Coley expresses a curiosity about how we relate to architecture and public spaces. He researches and considers the architecture of a city or space before dismantling it to reconstruct the meaning in a different way. Often he uses architectural forms and buildings that are immediately recognisable such as religious buildings, shopping centres, or holiday homes to unearth our political, social and ideological systems.
The list of every place of worship in Edinburgh, as printed in the Yellow Pages of 2004, is the existing object, or ready-made, which acts as the starting point for Lamp of Sacrifice 2004. Scaled down cardboard replicas of the 286 religious buildings in Edinburgh are clustered together in an order that doesn’t represent how they appear in real life. By taking existing churches, mosques and preaching halls, Coley abstracts the architecture from the real world. The buildings are familiar but are presented in a new context, ‘of course, the material, the scale changes a relationship with those things. So that slippage between it being the real world and being my world, for me is really important’ (Coley, National Galleries of Scotland interview, 2016). The title Lamp of Sacrifice refers to the labour and skill employed to create these scaled down replicas. Speaking of the title, Coley notes ‘I spend my time remaking what has already been made by the community to articulate who they are, so there’s a perverse almost, continuation of sacrificing time and money’ (Coley, National Galleries of Scotland interview, 2016).
The artist often researches and reconstructs religious communities and architecture, and he created a similar iteration of Lamp of Sacrifice in 2000, scaling down religious structures in Birmingham, titled 161 Places of Worship, Birmingham. Other recognisable buildings and architecture have also been challenged by Coley. On the outskirts of Freiberg, Germany lies a young neighbourhood, Rieselfeld, which was built in the 1990s and is mainly occupied by families. Commissioned to create a work in this suburb, Coley created Bandstand 2012, a large sculpture made out of a single pour of concrete which takes the traditional outdoor public bandstand as its inspiration. The structure doesn’t resemble a bandstand as it consists of a raised concrete surface accessible via four sets of steps, with two overlapping walls on one side. The work directly references an existing piece of 1950s architecture in a city square in Brasilia, Brazil, which the artist visited in 2004. While bandstands have much deeper associations in Britain rather than Germany, or indeed Brazil, it is these gathered meanings and uses of architecture which interest Coley.

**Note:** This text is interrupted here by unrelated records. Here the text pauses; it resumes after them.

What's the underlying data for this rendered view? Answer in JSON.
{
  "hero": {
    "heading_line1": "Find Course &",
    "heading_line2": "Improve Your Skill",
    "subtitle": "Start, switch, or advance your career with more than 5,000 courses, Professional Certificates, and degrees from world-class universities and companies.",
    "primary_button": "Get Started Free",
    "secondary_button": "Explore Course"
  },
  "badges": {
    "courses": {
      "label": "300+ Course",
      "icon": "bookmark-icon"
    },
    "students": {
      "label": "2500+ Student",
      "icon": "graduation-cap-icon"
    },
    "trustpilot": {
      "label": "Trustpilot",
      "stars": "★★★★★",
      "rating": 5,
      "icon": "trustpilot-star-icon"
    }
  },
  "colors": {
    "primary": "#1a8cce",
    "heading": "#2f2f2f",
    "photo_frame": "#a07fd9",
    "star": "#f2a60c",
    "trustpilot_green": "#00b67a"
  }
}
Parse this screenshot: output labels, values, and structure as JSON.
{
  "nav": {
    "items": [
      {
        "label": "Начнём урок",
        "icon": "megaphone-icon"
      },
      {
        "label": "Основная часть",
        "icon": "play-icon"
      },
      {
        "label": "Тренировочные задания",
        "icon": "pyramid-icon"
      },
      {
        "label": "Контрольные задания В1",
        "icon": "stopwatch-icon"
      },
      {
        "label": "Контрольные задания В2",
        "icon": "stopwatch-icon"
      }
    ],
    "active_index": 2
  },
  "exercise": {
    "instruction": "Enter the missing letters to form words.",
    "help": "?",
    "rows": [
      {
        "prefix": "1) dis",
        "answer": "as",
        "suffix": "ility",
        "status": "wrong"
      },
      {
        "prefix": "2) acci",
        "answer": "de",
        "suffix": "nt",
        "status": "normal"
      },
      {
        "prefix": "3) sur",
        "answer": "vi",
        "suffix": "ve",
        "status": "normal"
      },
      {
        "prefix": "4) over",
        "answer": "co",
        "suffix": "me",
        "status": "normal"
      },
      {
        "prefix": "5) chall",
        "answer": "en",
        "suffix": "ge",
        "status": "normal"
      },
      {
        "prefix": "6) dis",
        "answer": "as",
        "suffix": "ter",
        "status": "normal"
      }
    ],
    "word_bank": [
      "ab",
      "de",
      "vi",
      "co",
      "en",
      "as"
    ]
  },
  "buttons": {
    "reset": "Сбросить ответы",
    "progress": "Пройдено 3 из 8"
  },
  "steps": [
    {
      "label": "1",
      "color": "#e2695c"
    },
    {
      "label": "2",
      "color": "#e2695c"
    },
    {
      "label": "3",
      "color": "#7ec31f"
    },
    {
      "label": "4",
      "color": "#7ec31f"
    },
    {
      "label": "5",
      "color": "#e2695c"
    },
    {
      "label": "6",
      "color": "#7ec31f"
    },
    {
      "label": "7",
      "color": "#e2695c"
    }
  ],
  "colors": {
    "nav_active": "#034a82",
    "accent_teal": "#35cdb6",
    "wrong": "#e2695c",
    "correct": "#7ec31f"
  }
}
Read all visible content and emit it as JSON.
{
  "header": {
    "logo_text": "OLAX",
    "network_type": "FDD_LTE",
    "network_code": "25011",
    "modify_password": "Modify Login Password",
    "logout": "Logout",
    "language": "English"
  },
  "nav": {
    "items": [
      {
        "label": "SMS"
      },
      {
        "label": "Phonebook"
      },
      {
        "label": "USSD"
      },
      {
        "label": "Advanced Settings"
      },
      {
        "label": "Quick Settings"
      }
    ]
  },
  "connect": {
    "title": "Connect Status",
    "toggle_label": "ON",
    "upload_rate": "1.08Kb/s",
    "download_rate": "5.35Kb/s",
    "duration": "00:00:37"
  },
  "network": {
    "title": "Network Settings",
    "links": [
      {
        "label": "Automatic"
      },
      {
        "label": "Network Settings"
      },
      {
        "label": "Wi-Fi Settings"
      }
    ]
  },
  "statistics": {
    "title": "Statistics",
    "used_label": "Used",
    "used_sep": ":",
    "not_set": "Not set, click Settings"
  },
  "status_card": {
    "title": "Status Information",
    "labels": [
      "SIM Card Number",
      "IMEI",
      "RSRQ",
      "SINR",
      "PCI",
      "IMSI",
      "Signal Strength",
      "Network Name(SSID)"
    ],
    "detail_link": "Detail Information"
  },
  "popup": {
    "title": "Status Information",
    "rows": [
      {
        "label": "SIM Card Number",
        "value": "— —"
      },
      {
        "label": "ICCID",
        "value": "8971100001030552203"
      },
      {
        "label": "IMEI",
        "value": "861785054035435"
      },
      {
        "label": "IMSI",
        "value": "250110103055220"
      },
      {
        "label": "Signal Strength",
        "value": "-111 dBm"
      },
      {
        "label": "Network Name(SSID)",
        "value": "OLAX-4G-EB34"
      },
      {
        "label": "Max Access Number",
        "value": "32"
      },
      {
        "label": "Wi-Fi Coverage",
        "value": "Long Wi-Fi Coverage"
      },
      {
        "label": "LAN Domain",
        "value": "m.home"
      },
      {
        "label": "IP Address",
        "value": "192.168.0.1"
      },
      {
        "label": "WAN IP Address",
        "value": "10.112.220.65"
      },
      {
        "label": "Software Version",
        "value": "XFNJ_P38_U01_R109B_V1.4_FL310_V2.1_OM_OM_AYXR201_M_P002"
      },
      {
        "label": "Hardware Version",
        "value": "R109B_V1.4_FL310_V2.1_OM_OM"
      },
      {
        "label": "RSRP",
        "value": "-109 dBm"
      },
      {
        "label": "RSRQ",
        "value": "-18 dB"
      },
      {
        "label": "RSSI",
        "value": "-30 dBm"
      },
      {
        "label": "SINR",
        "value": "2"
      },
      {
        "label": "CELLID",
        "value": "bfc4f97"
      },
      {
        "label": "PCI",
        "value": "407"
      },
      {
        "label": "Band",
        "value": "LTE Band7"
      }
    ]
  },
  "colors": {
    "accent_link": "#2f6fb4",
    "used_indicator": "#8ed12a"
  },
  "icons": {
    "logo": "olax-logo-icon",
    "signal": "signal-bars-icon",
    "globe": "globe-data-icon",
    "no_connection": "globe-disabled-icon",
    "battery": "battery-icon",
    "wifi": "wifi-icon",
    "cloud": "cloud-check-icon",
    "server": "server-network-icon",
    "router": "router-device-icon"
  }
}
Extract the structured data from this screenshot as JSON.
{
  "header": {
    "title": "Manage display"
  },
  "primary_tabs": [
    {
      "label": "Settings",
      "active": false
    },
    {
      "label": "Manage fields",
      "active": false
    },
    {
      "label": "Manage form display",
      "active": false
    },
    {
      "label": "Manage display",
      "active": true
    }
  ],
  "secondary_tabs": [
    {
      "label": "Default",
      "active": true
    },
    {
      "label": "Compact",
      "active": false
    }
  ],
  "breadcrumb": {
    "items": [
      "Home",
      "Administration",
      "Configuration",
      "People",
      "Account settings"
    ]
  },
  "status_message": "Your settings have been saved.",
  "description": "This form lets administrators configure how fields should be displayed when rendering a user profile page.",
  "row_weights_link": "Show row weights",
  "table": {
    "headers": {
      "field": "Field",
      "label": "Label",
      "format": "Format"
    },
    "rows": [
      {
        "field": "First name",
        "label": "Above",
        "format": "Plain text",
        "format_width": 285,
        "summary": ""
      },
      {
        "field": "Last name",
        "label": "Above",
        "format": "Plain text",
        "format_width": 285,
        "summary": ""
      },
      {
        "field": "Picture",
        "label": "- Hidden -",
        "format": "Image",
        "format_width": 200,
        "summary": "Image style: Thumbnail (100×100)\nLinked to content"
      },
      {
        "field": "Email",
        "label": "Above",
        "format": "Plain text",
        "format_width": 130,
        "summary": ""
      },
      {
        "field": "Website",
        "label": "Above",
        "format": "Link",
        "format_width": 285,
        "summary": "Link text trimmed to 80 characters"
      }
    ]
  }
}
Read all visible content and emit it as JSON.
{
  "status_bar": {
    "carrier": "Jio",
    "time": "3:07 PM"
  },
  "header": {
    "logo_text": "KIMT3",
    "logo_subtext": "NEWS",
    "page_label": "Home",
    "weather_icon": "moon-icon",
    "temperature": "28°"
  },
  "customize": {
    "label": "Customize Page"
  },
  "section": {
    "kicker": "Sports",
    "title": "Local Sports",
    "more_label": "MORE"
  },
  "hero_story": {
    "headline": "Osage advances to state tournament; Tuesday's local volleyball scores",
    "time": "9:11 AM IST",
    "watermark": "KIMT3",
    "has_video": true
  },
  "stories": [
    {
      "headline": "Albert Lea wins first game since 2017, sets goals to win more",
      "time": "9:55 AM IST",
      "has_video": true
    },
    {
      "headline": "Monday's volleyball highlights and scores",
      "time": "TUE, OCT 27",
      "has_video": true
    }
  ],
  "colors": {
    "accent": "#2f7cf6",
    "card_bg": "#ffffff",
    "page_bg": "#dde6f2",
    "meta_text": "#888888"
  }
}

Bandstand is a work that inhabits the community in Rieselfeld as it is used by local residents. Coley took into account that 40% of the local community were under 10 years old at the time of the commission, so that Bandstand would work as a civic space as those residents grew up. By referencing existing pieces of architecture directly and indirectly, and considering the existing community, Coley creates a work which challenges ideas of what a sculpture means and how it occupies public space.
Claire Doherty ed., Thinking of the Outside: New Art and the City of Bristol, University of the West of England 2005
TateShots Edinburgh: Nathan Coley, 2010 http://www.tate.org.uk/context-comment/video/tateshots-edinburgh-nathan-coley
Peter Maxwell ‘Interview with Nathan Coley’ in Critical Writing in Art and Design, Royal College of Art 4 February 2012 http://criticalwriting.rca.ac.uk/interview/nathan-coley-friday-4th-february-3-10-pm-4-43-pm-2/
Karen Wright, ‘In The Studio: Nathan Coley, artist’ , The Independent 7 September 2013 http://www.independent.co.uk/arts-entertainment/art/features/in-the-studio-nathan-coley-artist-8113803.html
Lisa Le Feurve, Nathan Coley, Germany 2014